Thursday, June 25: Reporting from China About Our First Day
by Rob Weingartner
What a joy it is to be in this place together, listening and learning. With plane issues in the U.S., our group ended up arriving on three different flights instead of one, but everyone did make it in, if a bit tired from the long journey.
History and context are especially important here in China in understanding the life of religion in society, the birth and growth of the church, the hard days of the Cultural Revolution and the explosive growth of the church since congregations were allowed to reopen.

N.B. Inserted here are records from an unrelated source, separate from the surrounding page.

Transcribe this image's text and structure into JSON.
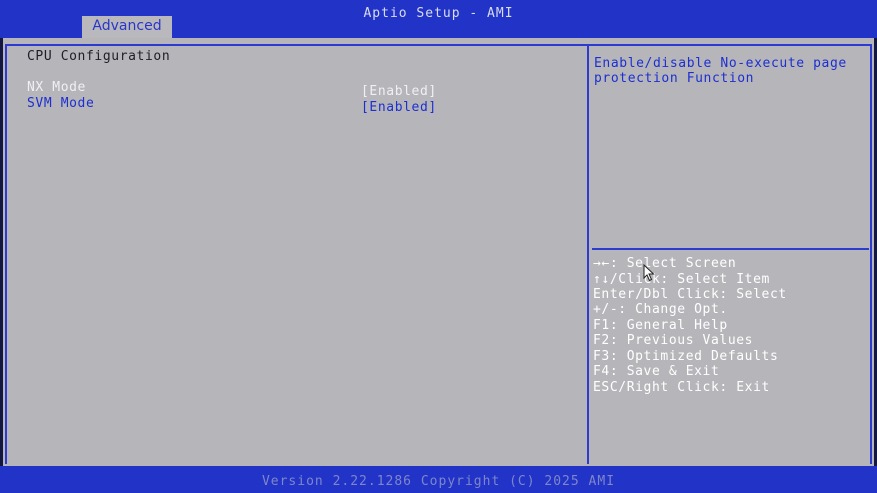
{
  "header": {
    "title": "Aptio Setup - AMI",
    "active_tab": "Advanced"
  },
  "page": {
    "title": "CPU Configuration"
  },
  "settings": [
    {
      "label": "NX Mode",
      "value": "[Enabled]"
    },
    {
      "label": "SVM Mode",
      "value": "[Enabled]"
    }
  ],
  "help": {
    "line1": "Enable/disable No-execute page",
    "line2": "protection Function"
  },
  "keys": [
    {
      "glyph": "→←",
      "text": ": Select Screen"
    },
    {
      "glyph": "↑↓",
      "text": "/Click: Select Item"
    },
    {
      "glyph": "",
      "text": "Enter/Dbl Click: Select"
    },
    {
      "glyph": "",
      "text": "+/-: Change Opt."
    },
    {
      "glyph": "",
      "text": "F1: General Help"
    },
    {
      "glyph": "",
      "text": "F2: Previous Values"
    },
    {
      "glyph": "",
      "text": "F3: Optimized Defaults"
    },
    {
      "glyph": "",
      "text": "F4: Save & Exit"
    },
    {
      "glyph": "",
      "text": "ESC/Right Click: Exit"
    }
  ],
  "footer": {
    "text": "Version 2.22.1286 Copyright (C) 2025 AMI"
  },
  "colors": {
    "header_blue": "#2233c8",
    "panel_grey": "#b6b6ba",
    "highlight_blue": "#1d2fd0",
    "key_text": "#ffffff"
  },
  "icons": {
    "cursor": "mouse-pointer-icon"
  }
}
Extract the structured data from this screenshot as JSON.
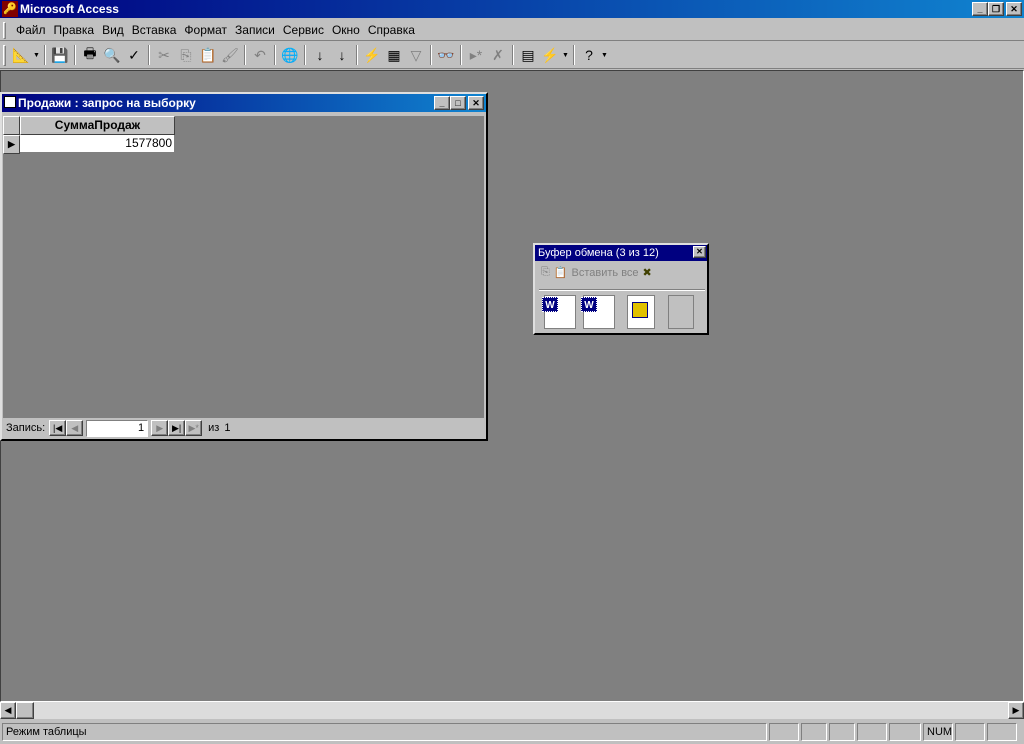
{
  "app": {
    "title": "Microsoft Access"
  },
  "menu": [
    "Файл",
    "Правка",
    "Вид",
    "Вставка",
    "Формат",
    "Записи",
    "Сервис",
    "Окно",
    "Справка"
  ],
  "toolbar": [
    {
      "icon": "design-view-icon",
      "glyph": "📐",
      "dd": true
    },
    {
      "sep": true
    },
    {
      "icon": "save-icon",
      "glyph": "💾"
    },
    {
      "sep": true
    },
    {
      "icon": "print-icon",
      "glyph": "🖶"
    },
    {
      "icon": "print-preview-icon",
      "glyph": "🔍"
    },
    {
      "icon": "spelling-icon",
      "glyph": "✓"
    },
    {
      "sep": true
    },
    {
      "icon": "cut-icon",
      "glyph": "✂",
      "dis": true
    },
    {
      "icon": "copy-icon",
      "glyph": "⎘",
      "dis": true
    },
    {
      "icon": "paste-icon",
      "glyph": "📋",
      "dis": true
    },
    {
      "icon": "format-painter-icon",
      "glyph": "🖌",
      "dis": true
    },
    {
      "sep": true
    },
    {
      "icon": "undo-icon",
      "glyph": "↶",
      "dis": true
    },
    {
      "sep": true
    },
    {
      "icon": "hyperlink-icon",
      "glyph": "🌐",
      "dis": true
    },
    {
      "sep": true
    },
    {
      "icon": "sort-ascending-icon",
      "glyph": "↓"
    },
    {
      "icon": "sort-descending-icon",
      "glyph": "↓"
    },
    {
      "sep": true
    },
    {
      "icon": "filter-by-selection-icon",
      "glyph": "⚡"
    },
    {
      "icon": "filter-by-form-icon",
      "glyph": "▦"
    },
    {
      "icon": "apply-filter-icon",
      "glyph": "▽",
      "dis": true
    },
    {
      "sep": true
    },
    {
      "icon": "find-icon",
      "glyph": "👓"
    },
    {
      "sep": true
    },
    {
      "icon": "new-record-icon",
      "glyph": "▸*",
      "dis": true
    },
    {
      "icon": "delete-record-icon",
      "glyph": "✗",
      "dis": true
    },
    {
      "sep": true
    },
    {
      "icon": "database-window-icon",
      "glyph": "▤"
    },
    {
      "icon": "new-object-icon",
      "glyph": "⚡",
      "dd": true
    },
    {
      "sep": true
    },
    {
      "icon": "help-icon",
      "glyph": "?",
      "dd": true
    }
  ],
  "query_window": {
    "title": "Продажи : запрос на выборку",
    "column": "СуммаПродаж",
    "value": "1577800",
    "nav": {
      "label": "Запись:",
      "current": "1",
      "of": "из",
      "total": "1"
    }
  },
  "clipboard": {
    "title": "Буфер обмена (3 из 12)",
    "paste_all": "Вставить все",
    "items": [
      "word-document",
      "word-document",
      "access-object",
      "empty"
    ]
  },
  "status": {
    "mode": "Режим таблицы",
    "num": "NUM"
  }
}
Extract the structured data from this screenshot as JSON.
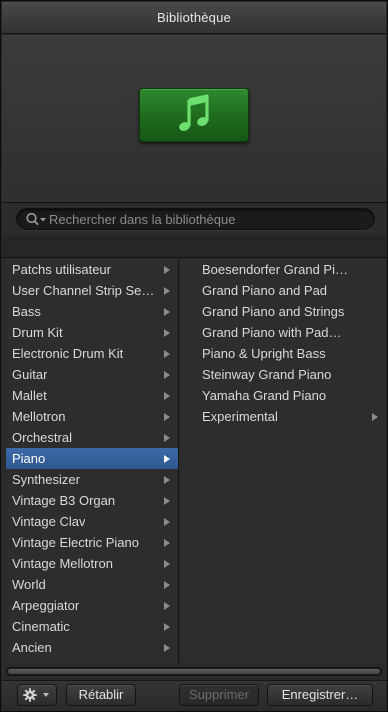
{
  "window": {
    "title": "Bibliothèque"
  },
  "preview": {
    "icon": "music-note-icon",
    "icon_color": "#2e8a2e"
  },
  "search": {
    "placeholder": "Rechercher dans la bibliothèque",
    "value": ""
  },
  "categories": [
    {
      "label": "Patchs utilisateur",
      "has_submenu": true
    },
    {
      "label": "User Channel Strip Se…",
      "has_submenu": true
    },
    {
      "label": "Bass",
      "has_submenu": true
    },
    {
      "label": "Drum Kit",
      "has_submenu": true
    },
    {
      "label": "Electronic Drum Kit",
      "has_submenu": true
    },
    {
      "label": "Guitar",
      "has_submenu": true
    },
    {
      "label": "Mallet",
      "has_submenu": true
    },
    {
      "label": "Mellotron",
      "has_submenu": true
    },
    {
      "label": "Orchestral",
      "has_submenu": true
    },
    {
      "label": "Piano",
      "has_submenu": true,
      "selected": true
    },
    {
      "label": "Synthesizer",
      "has_submenu": true
    },
    {
      "label": "Vintage B3 Organ",
      "has_submenu": true
    },
    {
      "label": "Vintage Clav",
      "has_submenu": true
    },
    {
      "label": "Vintage Electric Piano",
      "has_submenu": true
    },
    {
      "label": "Vintage Mellotron",
      "has_submenu": true
    },
    {
      "label": "World",
      "has_submenu": true
    },
    {
      "label": "Arpeggiator",
      "has_submenu": true
    },
    {
      "label": "Cinematic",
      "has_submenu": true
    },
    {
      "label": "Ancien",
      "has_submenu": true
    }
  ],
  "patches": [
    {
      "label": "Boesendorfer Grand Piano",
      "has_submenu": false
    },
    {
      "label": "Grand Piano and Pad",
      "has_submenu": false
    },
    {
      "label": "Grand Piano and Strings",
      "has_submenu": false
    },
    {
      "label": "Grand Piano with Pad…",
      "has_submenu": false
    },
    {
      "label": "Piano & Upright Bass",
      "has_submenu": false
    },
    {
      "label": "Steinway Grand Piano",
      "has_submenu": false
    },
    {
      "label": "Yamaha Grand Piano",
      "has_submenu": false
    },
    {
      "label": "Experimental",
      "has_submenu": true
    }
  ],
  "footer": {
    "gear_icon": "gear-icon",
    "revert_label": "Rétablir",
    "delete_label": "Supprimer",
    "save_label": "Enregistrer…",
    "delete_enabled": false
  },
  "colors": {
    "selection": "#3d6aa8",
    "background": "#2d2d2d"
  }
}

Yesterday, Wednesday, we walked through some of that history passing by Tienanmen Square, touring the Forbidden City and traversing a bit of the Great Wall. We were grateful for our guide, Helen, who led us through the day.
Today, Thursday, we were richly blessed by two visits: The Haidian Church is a large congregation with a rich ministry in an area of Beijing that features leading universities and many tech companies. Members of the pastoral staff, including Senior Pastor Wu and his wife, Pastor Ruth, shared with us about their work. There are 10,000 members with another 5,000 participants. They have six services each Sunday and 58 meeting places, and while there are 17 pastors serving the church and its preaching places, much of the work of the church is carried out by 700 lay leaders who receive training each Wednesday at the church. Pastor Wu, who is completing a D.Min. at Fuller, has a special burden for strengthening the discipleship ministries of the congregation. It was interesting to see a group of members copying the Bible in beautiful Chinese script. Members are united around God’s Word as they come together to copy the Bible by hand every six months!

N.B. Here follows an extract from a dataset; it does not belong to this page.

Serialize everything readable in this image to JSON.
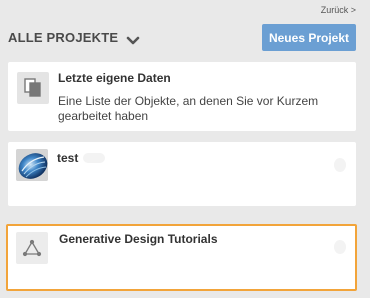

After a delicious meal with our new friends, we flew to Xi’an where we were welcomed by Brother Wei, vice-chair of the Shaanxi Provincial Christian Council. He shared with us a beautiful testimony of his family’s deep commitment to the Christian faith, including donating their homes to be used for the church. Their village of Yong Ping (“Everlasting Peace”) is about three hours’ drive from Xi’an. Of the 1,400 villagers, about 150 now come to the church, more on special days. During recent months, with the need for more space, church volunteers have constructed class and small meeting rooms on land given to the church by the government. Really! In the next week or so a contractor will begin work on a new sanctuary, even as the people pray for the resources that are needed. Please join us in praying for this project.
Haidian and Yong Ping, a large church and a small church, each living as salt and light in this part of the world. What a joy to meet these followers of Jesus!
Grace and Peace
Rob Weingartner for the team